▶ **Work to be completed**
One figure is the whole answer: the number of lines below that contain the word "Длинная".

(Stored items from a collection)
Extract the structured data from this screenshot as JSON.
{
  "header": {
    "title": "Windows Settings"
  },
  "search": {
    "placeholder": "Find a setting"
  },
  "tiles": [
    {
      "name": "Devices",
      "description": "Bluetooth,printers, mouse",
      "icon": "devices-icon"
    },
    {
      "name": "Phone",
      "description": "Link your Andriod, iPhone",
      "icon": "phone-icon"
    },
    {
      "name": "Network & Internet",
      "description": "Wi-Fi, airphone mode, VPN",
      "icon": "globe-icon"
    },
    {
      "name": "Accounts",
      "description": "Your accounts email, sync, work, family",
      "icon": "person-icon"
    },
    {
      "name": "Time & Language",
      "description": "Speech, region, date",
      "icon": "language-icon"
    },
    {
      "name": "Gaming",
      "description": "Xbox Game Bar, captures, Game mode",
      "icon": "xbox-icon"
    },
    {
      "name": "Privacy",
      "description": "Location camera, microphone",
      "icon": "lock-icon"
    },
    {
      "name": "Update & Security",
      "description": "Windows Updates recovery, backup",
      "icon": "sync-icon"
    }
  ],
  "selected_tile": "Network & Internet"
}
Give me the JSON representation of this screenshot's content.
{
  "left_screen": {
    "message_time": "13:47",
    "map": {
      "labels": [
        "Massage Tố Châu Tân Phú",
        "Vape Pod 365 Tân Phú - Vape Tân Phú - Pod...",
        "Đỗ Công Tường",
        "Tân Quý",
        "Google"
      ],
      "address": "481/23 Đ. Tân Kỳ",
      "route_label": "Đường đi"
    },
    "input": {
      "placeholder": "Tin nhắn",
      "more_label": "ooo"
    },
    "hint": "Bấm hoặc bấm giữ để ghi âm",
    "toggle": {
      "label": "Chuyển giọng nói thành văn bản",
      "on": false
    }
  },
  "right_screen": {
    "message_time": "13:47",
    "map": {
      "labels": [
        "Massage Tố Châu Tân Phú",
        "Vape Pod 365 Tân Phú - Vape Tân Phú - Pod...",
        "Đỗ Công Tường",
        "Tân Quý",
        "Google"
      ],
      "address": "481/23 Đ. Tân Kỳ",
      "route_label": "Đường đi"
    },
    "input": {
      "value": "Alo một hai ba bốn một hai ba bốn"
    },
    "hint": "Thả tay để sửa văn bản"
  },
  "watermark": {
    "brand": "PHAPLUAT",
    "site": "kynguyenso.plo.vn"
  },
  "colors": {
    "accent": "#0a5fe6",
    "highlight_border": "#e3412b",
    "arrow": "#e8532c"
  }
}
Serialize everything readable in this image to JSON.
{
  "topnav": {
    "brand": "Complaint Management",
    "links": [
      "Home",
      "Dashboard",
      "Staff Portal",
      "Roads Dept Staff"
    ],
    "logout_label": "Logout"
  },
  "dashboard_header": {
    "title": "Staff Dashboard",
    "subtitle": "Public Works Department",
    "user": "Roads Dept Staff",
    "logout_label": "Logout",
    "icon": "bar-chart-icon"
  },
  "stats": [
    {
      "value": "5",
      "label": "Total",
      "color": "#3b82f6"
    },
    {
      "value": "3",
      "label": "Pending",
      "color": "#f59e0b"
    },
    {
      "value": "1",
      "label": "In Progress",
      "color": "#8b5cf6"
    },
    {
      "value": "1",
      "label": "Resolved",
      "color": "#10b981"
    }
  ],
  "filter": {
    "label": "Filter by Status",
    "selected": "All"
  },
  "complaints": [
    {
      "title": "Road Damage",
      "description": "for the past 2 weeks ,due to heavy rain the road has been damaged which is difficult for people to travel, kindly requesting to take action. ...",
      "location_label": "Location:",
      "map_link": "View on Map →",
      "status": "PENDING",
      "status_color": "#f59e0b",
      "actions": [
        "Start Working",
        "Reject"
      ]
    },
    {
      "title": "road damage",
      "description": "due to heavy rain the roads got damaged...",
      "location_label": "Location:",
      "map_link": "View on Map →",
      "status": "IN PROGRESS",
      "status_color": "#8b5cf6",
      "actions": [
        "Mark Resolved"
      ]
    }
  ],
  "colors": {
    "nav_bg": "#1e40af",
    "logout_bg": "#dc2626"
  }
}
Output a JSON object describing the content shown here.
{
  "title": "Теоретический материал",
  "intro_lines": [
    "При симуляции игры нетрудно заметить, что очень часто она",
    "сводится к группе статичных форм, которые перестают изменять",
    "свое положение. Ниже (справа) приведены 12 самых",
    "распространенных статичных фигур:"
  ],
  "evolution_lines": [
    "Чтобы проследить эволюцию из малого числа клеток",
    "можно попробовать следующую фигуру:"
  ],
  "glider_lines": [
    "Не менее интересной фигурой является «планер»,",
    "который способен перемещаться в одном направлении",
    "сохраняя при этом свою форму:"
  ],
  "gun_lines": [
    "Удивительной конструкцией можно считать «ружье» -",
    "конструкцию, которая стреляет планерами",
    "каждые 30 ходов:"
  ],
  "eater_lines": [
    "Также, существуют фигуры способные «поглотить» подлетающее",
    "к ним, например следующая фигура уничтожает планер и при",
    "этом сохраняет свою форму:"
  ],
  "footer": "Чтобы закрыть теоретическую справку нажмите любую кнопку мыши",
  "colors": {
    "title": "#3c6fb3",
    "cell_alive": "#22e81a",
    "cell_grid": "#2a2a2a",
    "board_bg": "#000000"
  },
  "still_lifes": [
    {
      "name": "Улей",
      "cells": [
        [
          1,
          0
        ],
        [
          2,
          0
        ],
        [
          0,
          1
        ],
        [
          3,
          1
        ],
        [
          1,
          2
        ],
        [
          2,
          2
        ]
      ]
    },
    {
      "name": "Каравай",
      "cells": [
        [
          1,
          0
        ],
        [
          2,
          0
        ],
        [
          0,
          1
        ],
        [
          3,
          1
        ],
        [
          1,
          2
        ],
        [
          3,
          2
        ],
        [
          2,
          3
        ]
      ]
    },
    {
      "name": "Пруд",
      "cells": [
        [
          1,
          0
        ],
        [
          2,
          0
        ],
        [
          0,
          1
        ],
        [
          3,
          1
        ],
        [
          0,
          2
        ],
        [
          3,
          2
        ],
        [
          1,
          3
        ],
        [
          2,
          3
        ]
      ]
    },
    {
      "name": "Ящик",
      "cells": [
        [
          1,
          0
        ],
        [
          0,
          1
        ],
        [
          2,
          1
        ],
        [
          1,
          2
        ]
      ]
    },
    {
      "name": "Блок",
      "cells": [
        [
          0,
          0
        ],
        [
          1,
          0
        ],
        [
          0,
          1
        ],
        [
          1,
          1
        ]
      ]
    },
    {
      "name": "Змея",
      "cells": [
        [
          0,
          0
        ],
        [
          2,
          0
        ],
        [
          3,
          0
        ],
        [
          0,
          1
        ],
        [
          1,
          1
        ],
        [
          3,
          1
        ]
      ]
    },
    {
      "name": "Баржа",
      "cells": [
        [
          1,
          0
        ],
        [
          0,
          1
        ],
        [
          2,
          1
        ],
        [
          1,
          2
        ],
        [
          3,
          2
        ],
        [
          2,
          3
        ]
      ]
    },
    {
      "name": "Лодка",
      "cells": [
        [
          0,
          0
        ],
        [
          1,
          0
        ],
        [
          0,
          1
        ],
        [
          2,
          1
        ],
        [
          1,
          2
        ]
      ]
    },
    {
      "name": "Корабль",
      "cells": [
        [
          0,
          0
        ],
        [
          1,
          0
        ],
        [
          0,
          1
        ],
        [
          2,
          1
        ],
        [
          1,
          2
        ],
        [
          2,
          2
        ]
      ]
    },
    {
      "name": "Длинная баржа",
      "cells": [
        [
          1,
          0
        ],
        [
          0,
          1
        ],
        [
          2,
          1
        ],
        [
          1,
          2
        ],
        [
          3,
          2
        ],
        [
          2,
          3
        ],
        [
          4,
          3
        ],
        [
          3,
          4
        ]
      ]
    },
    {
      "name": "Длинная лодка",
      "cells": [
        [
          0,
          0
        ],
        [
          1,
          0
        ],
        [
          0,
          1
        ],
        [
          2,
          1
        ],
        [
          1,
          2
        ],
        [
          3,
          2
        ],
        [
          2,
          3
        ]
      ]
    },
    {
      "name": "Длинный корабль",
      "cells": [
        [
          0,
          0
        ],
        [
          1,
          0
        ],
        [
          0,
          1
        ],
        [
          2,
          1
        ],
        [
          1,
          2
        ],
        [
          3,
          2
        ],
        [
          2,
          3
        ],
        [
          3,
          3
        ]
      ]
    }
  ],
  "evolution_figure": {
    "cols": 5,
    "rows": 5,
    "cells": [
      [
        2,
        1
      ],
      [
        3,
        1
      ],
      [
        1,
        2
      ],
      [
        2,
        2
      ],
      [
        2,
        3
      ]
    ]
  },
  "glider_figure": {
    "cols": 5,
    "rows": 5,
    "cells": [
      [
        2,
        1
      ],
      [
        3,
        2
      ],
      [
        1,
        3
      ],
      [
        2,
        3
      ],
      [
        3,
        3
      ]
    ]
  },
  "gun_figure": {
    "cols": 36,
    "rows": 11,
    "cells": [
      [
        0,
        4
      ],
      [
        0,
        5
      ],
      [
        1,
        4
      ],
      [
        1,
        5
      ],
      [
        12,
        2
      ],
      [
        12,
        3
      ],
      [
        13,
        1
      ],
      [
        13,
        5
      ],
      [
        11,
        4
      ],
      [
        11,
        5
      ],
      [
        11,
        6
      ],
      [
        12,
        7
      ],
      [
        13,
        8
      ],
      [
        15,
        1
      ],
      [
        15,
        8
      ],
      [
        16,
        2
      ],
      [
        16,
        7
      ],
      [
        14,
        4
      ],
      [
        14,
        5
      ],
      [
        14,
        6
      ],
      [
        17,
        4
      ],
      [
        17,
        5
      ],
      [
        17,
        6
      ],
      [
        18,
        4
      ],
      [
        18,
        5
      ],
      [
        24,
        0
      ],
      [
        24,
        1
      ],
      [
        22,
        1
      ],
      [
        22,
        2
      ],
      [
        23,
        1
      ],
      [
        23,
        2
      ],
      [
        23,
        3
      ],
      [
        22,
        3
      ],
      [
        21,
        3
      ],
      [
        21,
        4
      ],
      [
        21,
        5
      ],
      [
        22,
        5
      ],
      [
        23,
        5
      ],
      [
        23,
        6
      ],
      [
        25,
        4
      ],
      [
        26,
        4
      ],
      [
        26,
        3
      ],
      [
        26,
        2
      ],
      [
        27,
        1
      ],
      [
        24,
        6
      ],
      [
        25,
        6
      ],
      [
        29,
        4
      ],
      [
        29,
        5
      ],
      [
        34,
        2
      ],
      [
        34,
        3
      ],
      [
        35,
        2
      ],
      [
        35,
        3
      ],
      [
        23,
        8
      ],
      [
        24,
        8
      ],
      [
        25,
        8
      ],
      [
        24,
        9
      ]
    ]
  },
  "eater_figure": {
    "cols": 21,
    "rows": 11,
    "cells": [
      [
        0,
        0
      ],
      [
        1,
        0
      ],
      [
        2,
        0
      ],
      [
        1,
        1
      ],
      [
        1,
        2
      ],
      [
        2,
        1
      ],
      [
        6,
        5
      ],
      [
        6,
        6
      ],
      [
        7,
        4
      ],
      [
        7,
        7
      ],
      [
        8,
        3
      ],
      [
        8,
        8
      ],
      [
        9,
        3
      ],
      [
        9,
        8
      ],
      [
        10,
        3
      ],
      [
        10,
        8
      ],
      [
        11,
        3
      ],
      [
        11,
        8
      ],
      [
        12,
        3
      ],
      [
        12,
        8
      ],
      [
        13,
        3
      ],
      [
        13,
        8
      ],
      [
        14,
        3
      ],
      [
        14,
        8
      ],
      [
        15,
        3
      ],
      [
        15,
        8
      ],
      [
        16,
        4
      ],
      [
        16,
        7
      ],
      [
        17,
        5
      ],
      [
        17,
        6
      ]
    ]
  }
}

▶ **Output**
2